Wednesday, June 20, 2007

Umm ... Uhh ... Would ya .. I mean do ya wanna go out sometime?

For those who have not read my blog since it inception so many long months ago, (almost 3 for those keeping track) let me refresh your memory about a few things. I've compared crafting a novel to raising children, read here. and to poker, read here. Unlike the majority of my posts I actually kind of proud of these analogies so check them out if you haven't already.

That brings me to my current post. Being a prepublished, or as Reid suggested in the comments yesterday, a prepaid writer feels just like being back in Junior High. All serious writers share the same goal -- Publication. All teenage boy share the same goal - to score their first action. Hey I 'm trying to keep this blog relatively clean, otherwise I'd have used a different less cliched description for the desires of a pre-experienced boy. (that's my new softer term for a virgin) Oh, so you didn't think virgin was a harsh word. See what happens to any teenage boy who admits to being one in the locker room after football practice.

Boys gather in groups to talk about girls and brag about what they would like to do to whom. Writers do this same thing via critique groups and online writing communities. Some even go so far as to tout experiences they've never actually had.

And trust me the first time I sat down and pitched my novel to an agent my hands were sweaty, my voice was quaky, and I rambled on in coherently about pretty much nothing.Not a bit different than what happened the first time I asked a girl out.

Over time we as hungry writers score a few victories. A contest win here, a request for a full there, maybe even a short story publication or two, but that main prize, our name on the spine of a novel still eludes us. I have a few comparisons I could use to relate the minor victories a horny teenager might encounter, but I think I'll leave them to y'alls imaginations.

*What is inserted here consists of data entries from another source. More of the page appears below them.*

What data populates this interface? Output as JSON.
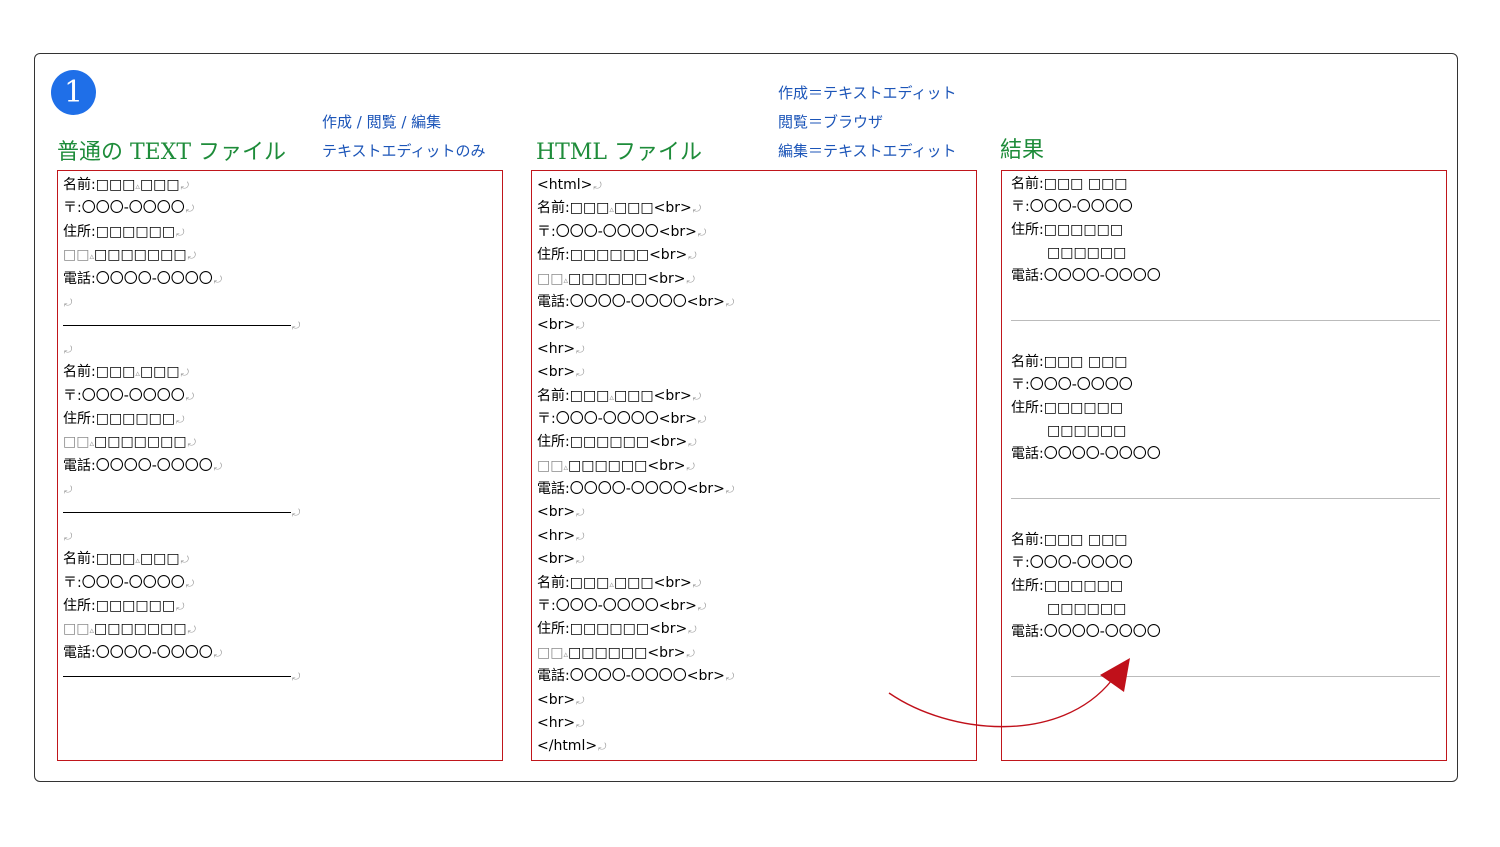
{
  "step_number": "1",
  "colors": {
    "badge": "#1f6fe8",
    "title": "#1e8c3a",
    "note": "#1c55b8",
    "panel_border": "#c0161b",
    "arrow": "#c0101a"
  },
  "columns": {
    "text_file": {
      "title": "普通の TEXT ファイル",
      "notes": [
        "作成 / 閲覧 / 編集",
        "テキストエディットのみ"
      ]
    },
    "html_file": {
      "title": "HTML ファイル",
      "notes": [
        "作成＝テキストエディット",
        "閲覧＝ブラウザ",
        "編集＝テキストエディット"
      ]
    },
    "result": {
      "title": "結果"
    }
  },
  "text_panel": {
    "records": [
      {
        "name_a": "名前:□□□",
        "name_b": "□□□",
        "zip": "〒:〇〇〇-〇〇〇〇",
        "addr1": "住所:□□□□□□",
        "addr2_a": "□□",
        "addr2_b": "□□□□□□□",
        "phone": "電話:〇〇〇〇-〇〇〇〇"
      },
      {
        "name_a": "名前:□□□",
        "name_b": "□□□",
        "zip": "〒:〇〇〇-〇〇〇〇",
        "addr1": "住所:□□□□□□",
        "addr2_a": "□□",
        "addr2_b": "□□□□□□□",
        "phone": "電話:〇〇〇〇-〇〇〇〇"
      },
      {
        "name_a": "名前:□□□",
        "name_b": "□□□",
        "zip": "〒:〇〇〇-〇〇〇〇",
        "addr1": "住所:□□□□□□",
        "addr2_a": "□□",
        "addr2_b": "□□□□□□□",
        "phone": "電話:〇〇〇〇-〇〇〇〇"
      }
    ]
  },
  "html_panel": {
    "html_open": "<html>",
    "html_close": "</html>",
    "br": "<br>",
    "hr": "<hr>",
    "records": [
      {
        "name_a": "名前:□□□",
        "name_b": "□□□<br>",
        "zip": "〒:〇〇〇-〇〇〇〇<br>",
        "addr1": "住所:□□□□□□<br>",
        "addr2_a": "□□",
        "addr2_b": "□□□□□□<br>",
        "phone": "電話:〇〇〇〇-〇〇〇〇<br>"
      },
      {
        "name_a": "名前:□□□",
        "name_b": "□□□<br>",
        "zip": "〒:〇〇〇-〇〇〇〇<br>",
        "addr1": "住所:□□□□□□<br>",
        "addr2_a": "□□",
        "addr2_b": "□□□□□□<br>",
        "phone": "電話:〇〇〇〇-〇〇〇〇<br>"
      },
      {
        "name_a": "名前:□□□",
        "name_b": "□□□<br>",
        "zip": "〒:〇〇〇-〇〇〇〇<br>",
        "addr1": "住所:□□□□□□<br>",
        "addr2_a": "□□",
        "addr2_b": "□□□□□□<br>",
        "phone": "電話:〇〇〇〇-〇〇〇〇<br>"
      }
    ]
  },
  "result_panel": {
    "records": [
      {
        "name": "名前:□□□ □□□",
        "zip": "〒:〇〇〇-〇〇〇〇",
        "addr1": "住所:□□□□□□",
        "addr2": "□□□□□□",
        "phone": "電話:〇〇〇〇-〇〇〇〇"
      },
      {
        "name": "名前:□□□ □□□",
        "zip": "〒:〇〇〇-〇〇〇〇",
        "addr1": "住所:□□□□□□",
        "addr2": "□□□□□□",
        "phone": "電話:〇〇〇〇-〇〇〇〇"
      },
      {
        "name": "名前:□□□ □□□",
        "zip": "〒:〇〇〇-〇〇〇〇",
        "addr1": "住所:□□□□□□",
        "addr2": "□□□□□□",
        "phone": "電話:〇〇〇〇-〇〇〇〇"
      }
    ]
  },
  "markers": {
    "return": "⤾",
    "space": "▵"
  }
}
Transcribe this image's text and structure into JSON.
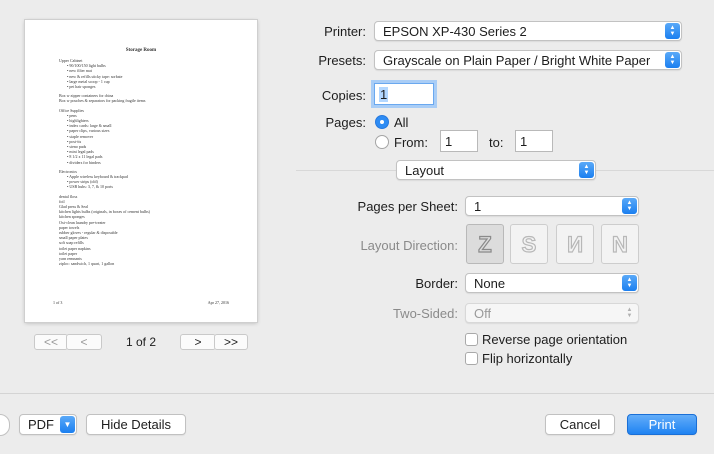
{
  "preview": {
    "title": "Storage Room",
    "sections": [
      {
        "heading": "Upper Cabinet",
        "items": [
          "90/100/150 light bulbs",
          "new filter mat",
          "new & refills sticky tape: sorbate",
          "large metal scoop - 1 cup",
          "pet hair sponges"
        ]
      },
      {
        "lines": [
          "Box w zipper containers for china",
          "Box w pouches & separators for packing fragile items"
        ]
      },
      {
        "heading": "Office Supplies",
        "items": [
          "pens",
          "highlighters",
          "index cards: large & small",
          "paper clips, various sizes",
          "staple remover",
          "post-its",
          "steno pads",
          "mini legal pads",
          "8 1/2 x 11 legal pads",
          "dividers for binders"
        ]
      },
      {
        "heading": "Electronics",
        "items": [
          "Apple wireless keyboard & trackpad",
          "power strips (old)",
          "USB hubs: 3, 7, & 10 ports"
        ]
      },
      {
        "lines": [
          "dental floss",
          "foil",
          "Glad press & Seal",
          "kitchen lights bulbs (originals, in boxes of cement bulbs)",
          "kitchen sponges",
          "Oxi-clean laundry pre-treater",
          "paper towels",
          "rubber gloves - regular & disposable",
          "small paper plates",
          "soft soap refills",
          "toilet paper napkins",
          "toilet paper",
          "yarn remnants",
          "ziploc: sandwich, 1 quart, 1 gallon"
        ]
      }
    ],
    "footer_left": "1 of 3",
    "footer_right": "Apr 27, 2016"
  },
  "nav": {
    "first": "<<",
    "prev": "<",
    "page_indicator": "1 of 2",
    "next": ">",
    "last": ">>"
  },
  "printer": {
    "label": "Printer:",
    "value": "EPSON XP-430 Series 2"
  },
  "presets": {
    "label": "Presets:",
    "value": "Grayscale on Plain Paper / Bright White Paper"
  },
  "copies": {
    "label": "Copies:",
    "value": "1"
  },
  "pages": {
    "label": "Pages:",
    "all_label": "All",
    "from_label": "From:",
    "from_value": "1",
    "to_label": "to:",
    "to_value": "1",
    "selected": "All"
  },
  "section_popup": {
    "value": "Layout"
  },
  "layout": {
    "pages_per_sheet": {
      "label": "Pages per Sheet:",
      "value": "1"
    },
    "layout_direction": {
      "label": "Layout Direction:",
      "icons": [
        "z-direction-icon",
        "s-direction-icon",
        "reverse-n-direction-icon",
        "n-direction-icon"
      ]
    },
    "border": {
      "label": "Border:",
      "value": "None"
    },
    "two_sided": {
      "label": "Two-Sided:",
      "value": "Off"
    },
    "reverse_label": "Reverse page orientation",
    "flip_label": "Flip horizontally"
  },
  "footer": {
    "pdf": "PDF",
    "hide_details": "Hide Details",
    "cancel": "Cancel",
    "print": "Print"
  },
  "colors": {
    "accent": "#1f83f2",
    "background": "#ececec"
  }
}
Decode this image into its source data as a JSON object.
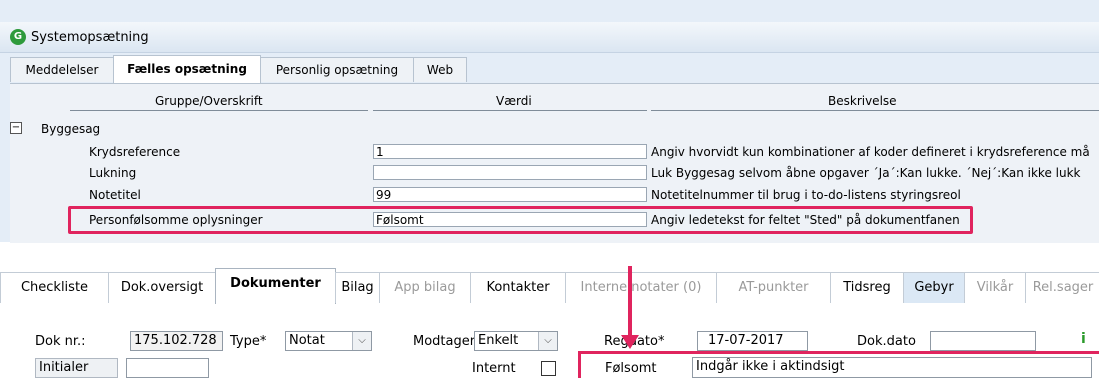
{
  "window": {
    "title": "Systemopsætning"
  },
  "top_tabs": [
    "Meddelelser",
    "Fælles opsætning",
    "Personlig opsætning",
    "Web"
  ],
  "top_active_tab": "Fælles opsætning",
  "grid": {
    "headers": {
      "group": "Gruppe/Overskrift",
      "value": "Værdi",
      "description": "Beskrivelse"
    },
    "group_name": "Byggesag",
    "rows": [
      {
        "label": "Krydsreference",
        "value": "1",
        "description": "Angiv hvorvidt kun kombinationer af koder defineret i krydsreference må"
      },
      {
        "label": "Lukning",
        "value": "",
        "description": "Luk Byggesag selvom åbne opgaver ´Ja´:Kan lukke. ´Nej´:Kan ikke lukk"
      },
      {
        "label": "Notetitel",
        "value": "99",
        "description": "Notetitelnummer til brug i to-do-listens styringsreol"
      },
      {
        "label": "Personfølsomme oplysninger",
        "value": "Følsomt",
        "description": "Angiv ledetekst for feltet \"Sted\" på dokumentfanen"
      }
    ]
  },
  "bottom_tabs": [
    {
      "label": "Checkliste",
      "state": "normal"
    },
    {
      "label": "Dok.oversigt",
      "state": "normal"
    },
    {
      "label": "Dokumenter",
      "state": "active"
    },
    {
      "label": "Bilag",
      "state": "normal"
    },
    {
      "label": "App bilag",
      "state": "dim"
    },
    {
      "label": "Kontakter",
      "state": "normal"
    },
    {
      "label": "Interne notater (0)",
      "state": "dim"
    },
    {
      "label": "AT-punkter",
      "state": "dim"
    },
    {
      "label": "Tidsreg",
      "state": "normal"
    },
    {
      "label": "Gebyr",
      "state": "blue"
    },
    {
      "label": "Vilkår",
      "state": "dim"
    },
    {
      "label": "Rel.sager",
      "state": "dim"
    }
  ],
  "form": {
    "dok_nr_label": "Dok nr.:",
    "dok_nr_value": "175.102.728",
    "type_label": "Type*",
    "type_value": "Notat",
    "modtager_label": "Modtager",
    "modtager_value": "Enkelt",
    "regdato_label": "Regdato*",
    "regdato_value": "17-07-2017",
    "dokdato_label": "Dok.dato",
    "dokdato_value": "",
    "info_icon": "i",
    "initialer_label": "Initialer",
    "initialer_value": "",
    "internt_label": "Internt",
    "folsomt_label": "Følsomt",
    "folsomt_value": "Indgår ikke i aktindsigt"
  },
  "colors": {
    "highlight": "#e0245e",
    "panel": "#e4edf7"
  }
}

Okay you pervs, quit daydreaming about days gone by and refocus on this blog.

At this point I've asked out a lot of girls . I mean agents and even a couple of editors. I have a few wink and say ooh I like the way you said that. I've won contests, had fulls requested. To be frank, I feel as confidant as a groom on his wedding night. Not only do I feel certain that my latest novel will find home but I also strongly believe that something will happen soon. All I need to hear is that other I Do.

But dang it, the ceremony is taking forever. I've had sweet nothings whispered in my ear but none have committed whole heart and now that little voice in the back of my head is whispering evil thoughts. This good, but not that good. Don't get your hopes up. Who's going to buy the idea that big, hairy bastard like you is even capable of writing women's fiction?

Okay I know most of you have gone through this and I hate to be this zealous. I want to play it cool, act nonchalant and somewhat disinterested in the same way I would with a used car salesman trying to give me the hard sell. But we aren't talking about a car and some cheesy dude with a combover. We're talking about agents that I respect and admire for the body of their work, and we're talking about my dreams.

But I'm stubborn and I love to write and create stories, so maybe in the end that is all that matters, because while I'll always strive for publication I'll never stop writing even if I never get there.


Anonymous said...

I love this analogy. So true!!

Reid said...

I like the analogy here. I feel to score, though, we'll have to be less of the sensitive guys we are, and more of the lounge lizards we detest.

I had a friend that used to say about picking up girls, "If you throw a line out enough times, eventually you'll catch something." I think he was trying to warn me about the dangers of chlamydia, but the analogy rings true.

I get turned down by an agent, I find another one and submit within 24 hours. Keep fighting the good fight, amigo.

Tena Russ said...

I've been told that it never gets better than when you're writing the book. I don't know, though, because I haven't finished writing the dammed book. I love it like a teenage kid that I'd love to see out of the house.

Thanks for your honesty.

Terrie Farley Moran said...

Hey Travis,

What a great analogy!

I loved writing the novel. That is the creative, all consuming part of the process. the business side of the process is, ummm, work. and that's what querying is--the business side.

It takes both sides to present a completed book to the world, so, as Reid says, we have to "(k)eep fighting the good fight."